MCDP 4 is written for every Marine, not just those with certain occupational specialties within the logistics community. Commanders, planners, and staff at each level must consider how logistics influences achieving goals and objectives. Plans that do not incorporate supply, maintenance, transportation, general engineering, and health factors risk being unfeasible, unacceptable, and un-executable. Logistics demands cooperation. Everyone plays a role in maintaining the combat power of the force.

The original MCDP 4 provided time-tested, combat-proven principles, yet it needed to be updated within the current warfighting context. The updated MCDP 4 includes significant and actionable concepts and ideas such as resilient supply webs versus supply chains, hybrid logistics and optionality, talent management, wargaming, and risk. This updated version also highlights the importance of installations as operational platforms for force generation, force deployment, and force sustainment. Several historical and fictional futuristic vignettes are used to broaden the reader’s perspective of logistics. This refreshed MCDP 4 brings to life the challenges of sustaining the force in a globally contested environment, within multiple domains, and across the competition spectrum.

MCDP 4, Logistics, challenges every Marine to read, think, and write about logistics. To this end, the Deputy Commandant for Installations and Logistics is spearheading efforts to modernize installation and critical infrastructure, invest in the people who sustain the force, diversify distribution capabilities, and develop concepts for moving and sustaining forces in contested environments. Efforts include a deliberate experimentation campaign plan to exercise, learn, and refine how we operate at the tactical, operational, and strategic levels of war. Armed with an understanding of the challenges of the future war, Marines will overcome these challenges with their can-do attitude and relentless spirit, as they always have in the past.

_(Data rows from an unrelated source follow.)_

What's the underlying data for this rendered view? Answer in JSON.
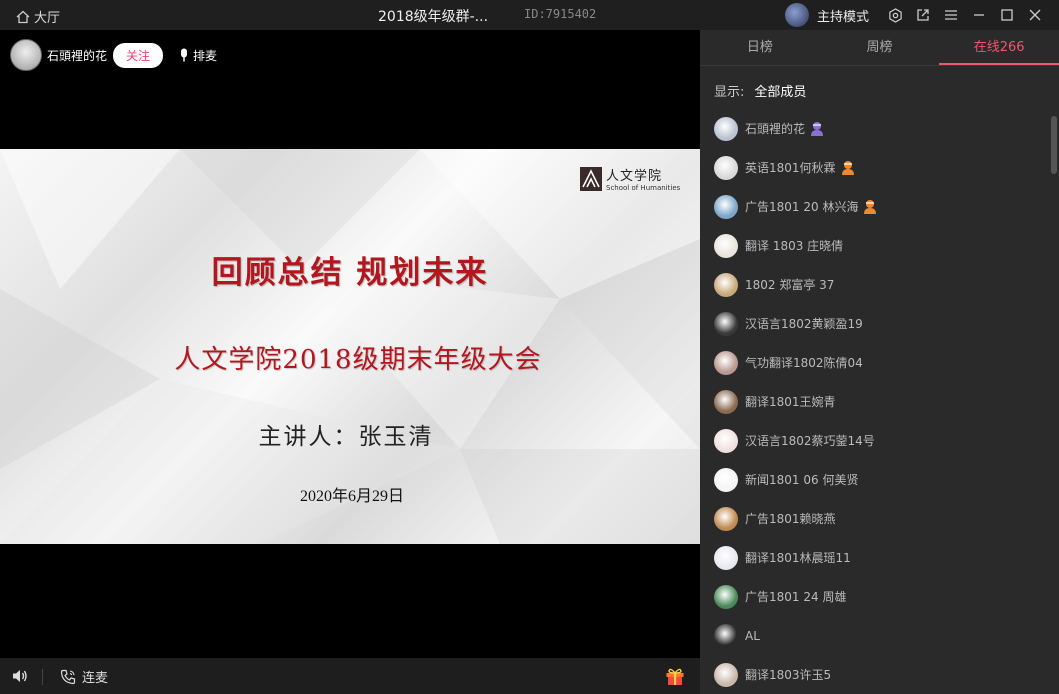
{
  "titlebar": {
    "home_label": "大厅",
    "room_title": "2018级年级群-...",
    "room_id": "ID:7915402",
    "host_mode_label": "主持模式"
  },
  "streamer": {
    "name": "石頭裡的花",
    "follow_label": "关注",
    "mic_queue_label": "排麦"
  },
  "slide": {
    "logo_cn": "人文学院",
    "logo_en": "School of Humanities",
    "title": "回顾总结  规划未来",
    "subtitle": "人文学院2018级期末年级大会",
    "speaker": "主讲人：张玉清",
    "date": "2020年6月29日"
  },
  "controls": {
    "link_mic_label": "连麦"
  },
  "panel": {
    "tabs": [
      {
        "label": "日榜"
      },
      {
        "label": "周榜"
      },
      {
        "label": "在线266"
      }
    ],
    "filter_label": "显示:",
    "filter_value": "全部成员",
    "members": [
      {
        "name": "石頭裡的花",
        "badge": "host",
        "avatar_color": "#b8c2d0"
      },
      {
        "name": "英语1801何秋霖",
        "badge": "admin",
        "avatar_color": "#d8d8d8"
      },
      {
        "name": "广告1801 20 林兴海",
        "badge": "admin",
        "avatar_color": "#7aa6c8"
      },
      {
        "name": "翻译 1803 庄晓倩",
        "badge": "",
        "avatar_color": "#e8e4dc"
      },
      {
        "name": "1802 郑富亭 37",
        "badge": "",
        "avatar_color": "#c9a878"
      },
      {
        "name": "汉语言1802黄颖盈19",
        "badge": "",
        "avatar_color": "#3a3a3a"
      },
      {
        "name": "气功翻译1802陈倩04",
        "badge": "",
        "avatar_color": "#b89890"
      },
      {
        "name": "翻译1801王婉青",
        "badge": "",
        "avatar_color": "#8a6a50"
      },
      {
        "name": "汉语言1802蔡巧蓥14号",
        "badge": "",
        "avatar_color": "#f0e0e0"
      },
      {
        "name": "新闻1801 06 何美贤",
        "badge": "",
        "avatar_color": "#f4f4f4"
      },
      {
        "name": "广告1801赖晓燕",
        "badge": "",
        "avatar_color": "#c08a50"
      },
      {
        "name": "翻译1801林晨瑶11",
        "badge": "",
        "avatar_color": "#e8e8f0"
      },
      {
        "name": "广告1801 24 周雄",
        "badge": "",
        "avatar_color": "#4a8a5a"
      },
      {
        "name": "AL",
        "badge": "",
        "avatar_color": "#2a2a2a"
      },
      {
        "name": "翻译1803许玉5",
        "badge": "",
        "avatar_color": "#c8b8a8"
      }
    ]
  },
  "colors": {
    "accent": "#f0566f",
    "slide_red": "#b3161d",
    "host_badge": "#8b6fd6",
    "admin_badge": "#f0892d"
  }
}
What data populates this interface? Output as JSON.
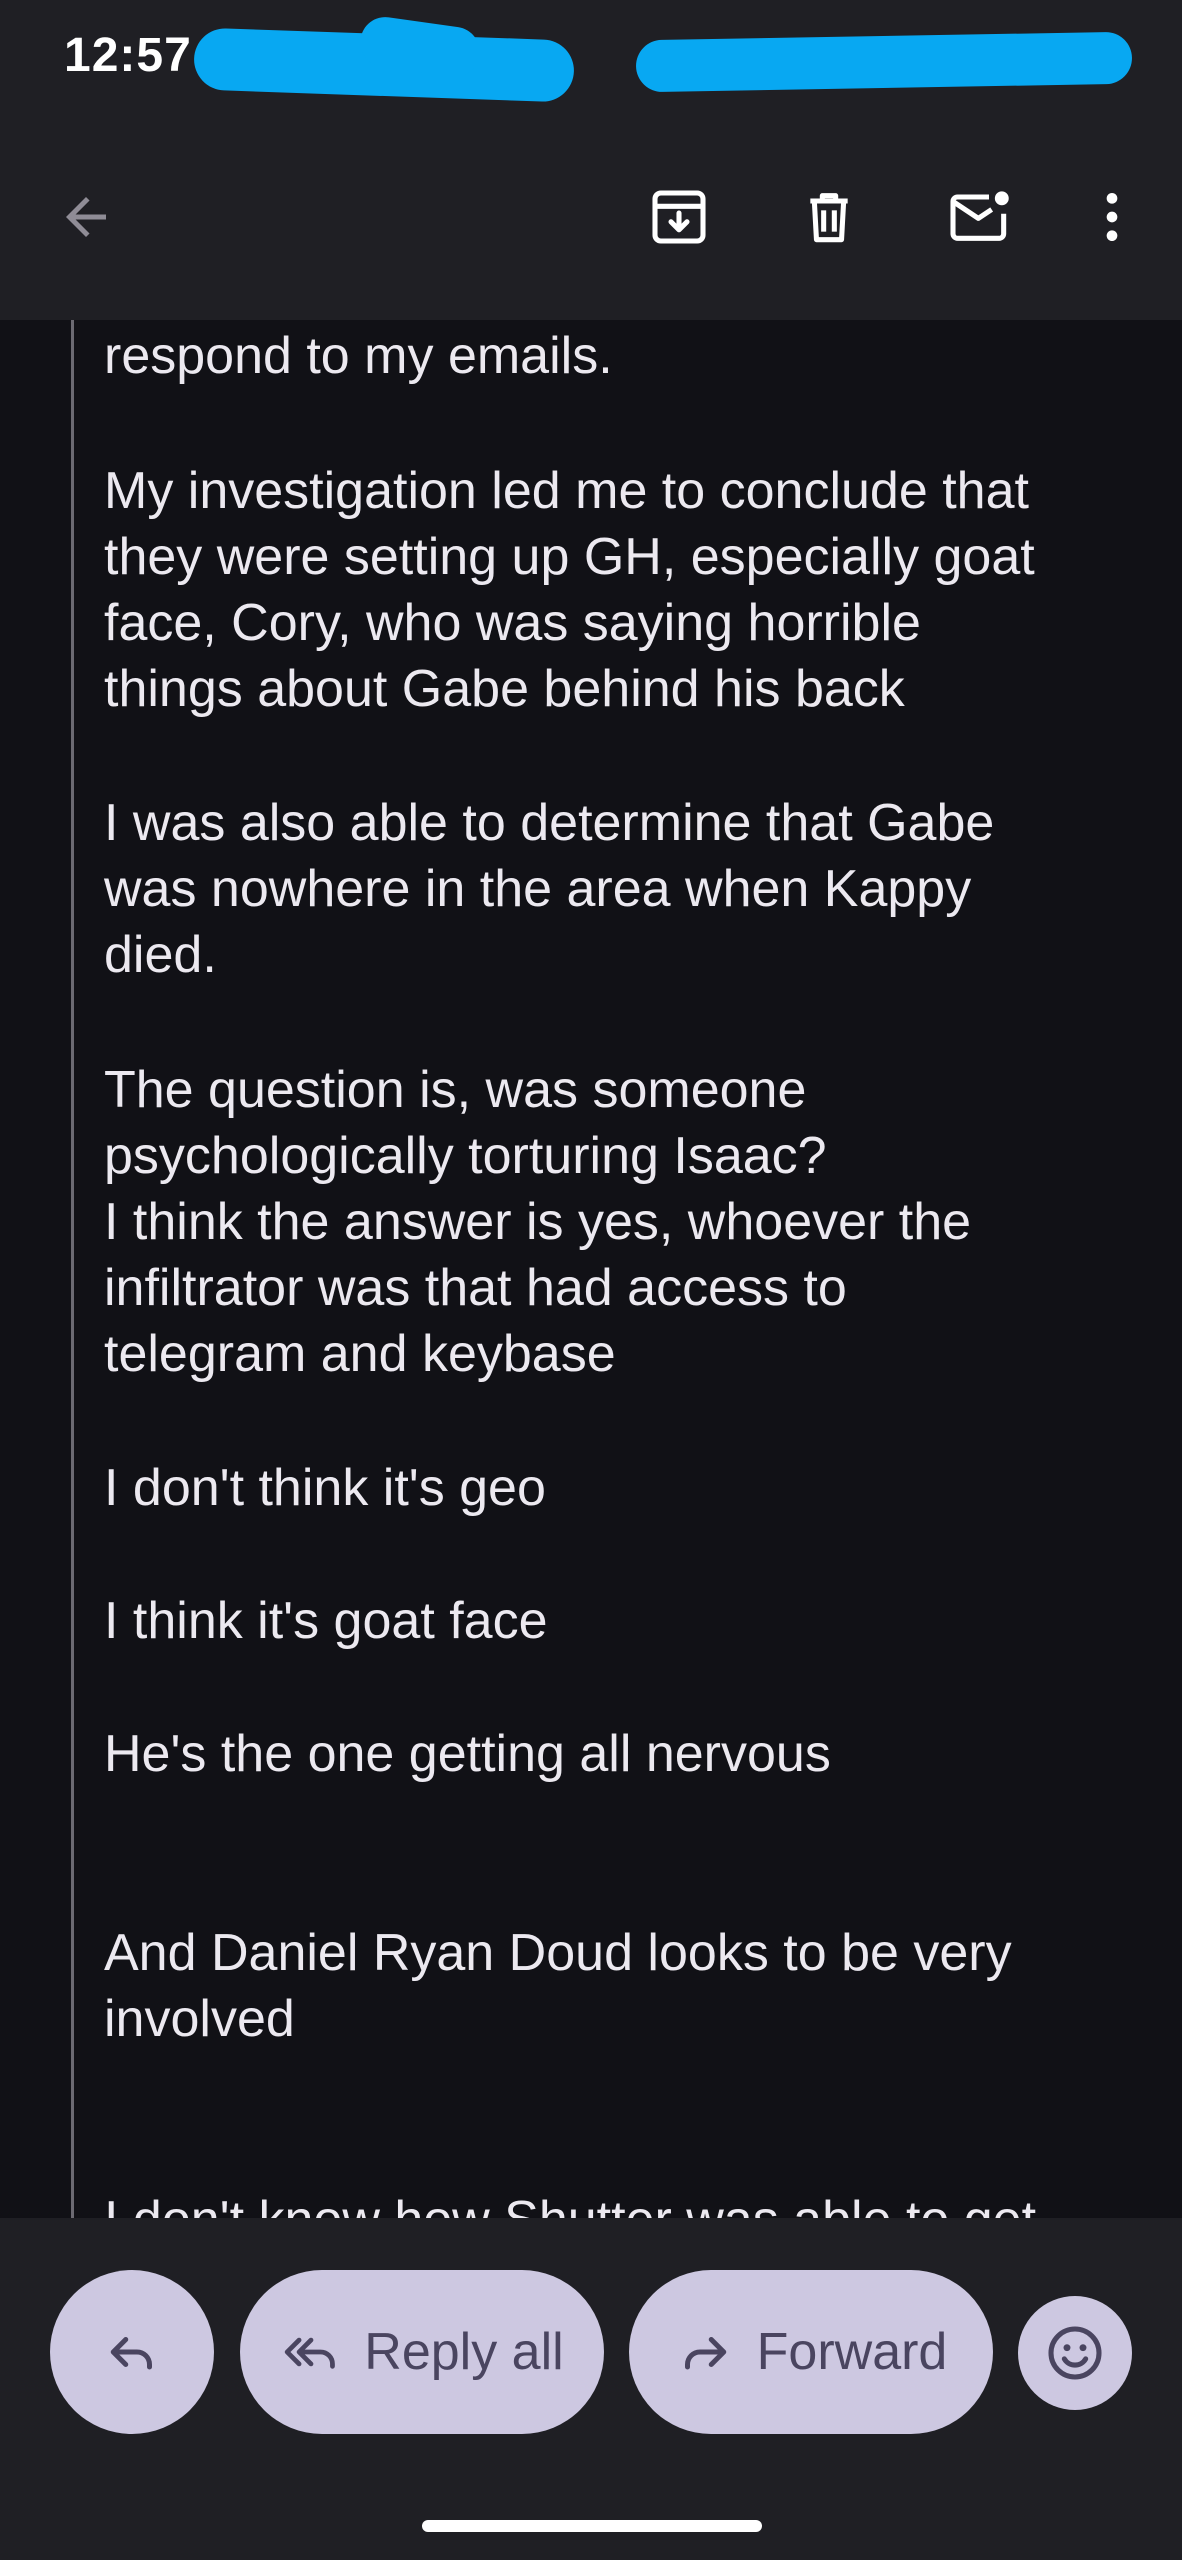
{
  "status_bar": {
    "time": "12:57"
  },
  "app_bar": {
    "icons": [
      "back-arrow-icon",
      "archive-icon",
      "delete-icon",
      "mark-unread-icon",
      "more-vert-icon"
    ]
  },
  "email": {
    "lines": [
      "respond to my emails.",
      "My investigation led me to conclude that\nthey were setting up GH, especially goat\nface, Cory, who was saying horrible\nthings about Gabe behind his back",
      "I was also able to determine that Gabe\nwas nowhere in the area when Kappy\ndied.",
      "The question is, was someone\npsychologically torturing Isaac?\nI think the answer is yes, whoever the\ninfiltrator was that had access to\ntelegram and keybase",
      "I don't think it's geo",
      "I think it's goat face",
      "He's the one getting all nervous",
      "And Daniel Ryan Doud looks to be very\ninvolved",
      "I don't know how Shutter was able to get"
    ]
  },
  "actions": {
    "reply_all": "Reply all",
    "forward": "Forward"
  },
  "colors": {
    "background": "#111116",
    "bar": "#1f1f24",
    "pill": "#cdc8e1",
    "pill_text": "#4a4560",
    "redaction": "#08a8f2"
  }
}
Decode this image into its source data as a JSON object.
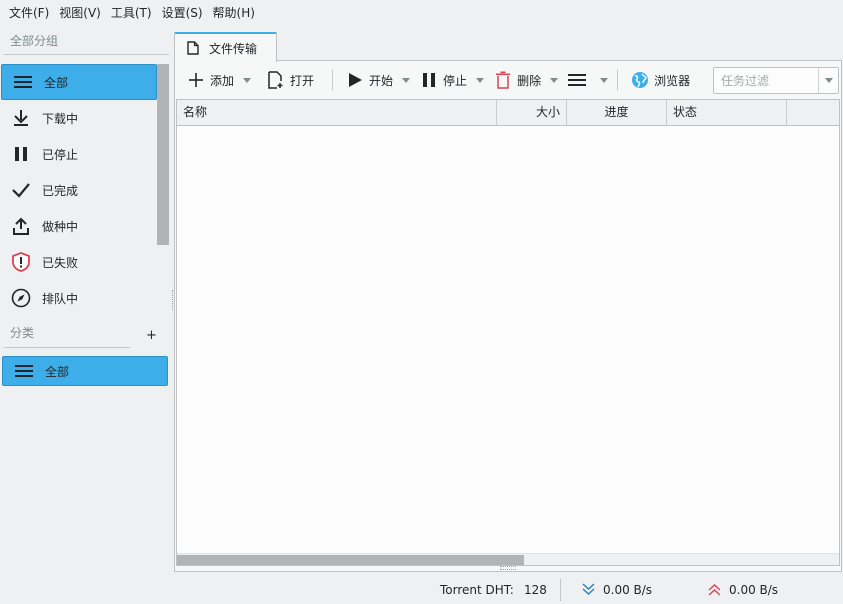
{
  "menu": [
    "文件(F)",
    "视图(V)",
    "工具(T)",
    "设置(S)",
    "帮助(H)"
  ],
  "sidebar": {
    "group_header": "全部分组",
    "items": [
      {
        "label": "全部",
        "icon": "hamburger-icon",
        "selected": true
      },
      {
        "label": "下载中",
        "icon": "download-icon"
      },
      {
        "label": "已停止",
        "icon": "pause-icon"
      },
      {
        "label": "已完成",
        "icon": "check-icon"
      },
      {
        "label": "做种中",
        "icon": "upload-icon"
      },
      {
        "label": "已失败",
        "icon": "error-shield-icon"
      },
      {
        "label": "排队中",
        "icon": "compass-icon"
      }
    ],
    "category_header": "分类",
    "category_add": "+",
    "category_items": [
      {
        "label": "全部",
        "icon": "hamburger-icon",
        "selected": true
      }
    ]
  },
  "tabs": [
    {
      "label": "文件传输",
      "icon": "document-icon"
    }
  ],
  "toolbar": {
    "add_label": "添加",
    "open_label": "打开",
    "start_label": "开始",
    "stop_label": "停止",
    "delete_label": "删除",
    "browser_label": "浏览器",
    "filter_placeholder": "任务过滤"
  },
  "table": {
    "columns": [
      "名称",
      "大小",
      "进度",
      "状态"
    ],
    "rows": []
  },
  "status": {
    "dht_label": "Torrent DHT:",
    "dht_value": "128",
    "download_speed": "0.00 B/s",
    "upload_speed": "0.00 B/s"
  },
  "colors": {
    "accent": "#3daee9",
    "error": "#da4453",
    "download_speed": "#2980b9",
    "upload_speed": "#da4453"
  }
}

1. Headquarters Marine Corps, MCDP 1, Warfighting,
(Washington, DC: 1997).
2. Gen David H. Berger, Force Design 2030 Annual
Update, (Washington, DC: May 2022).
3. Gen David H. Berger, MCDP 1-4, Competing,
(Washington, DC: December 2020).
4. MCDP 1, Warfighting.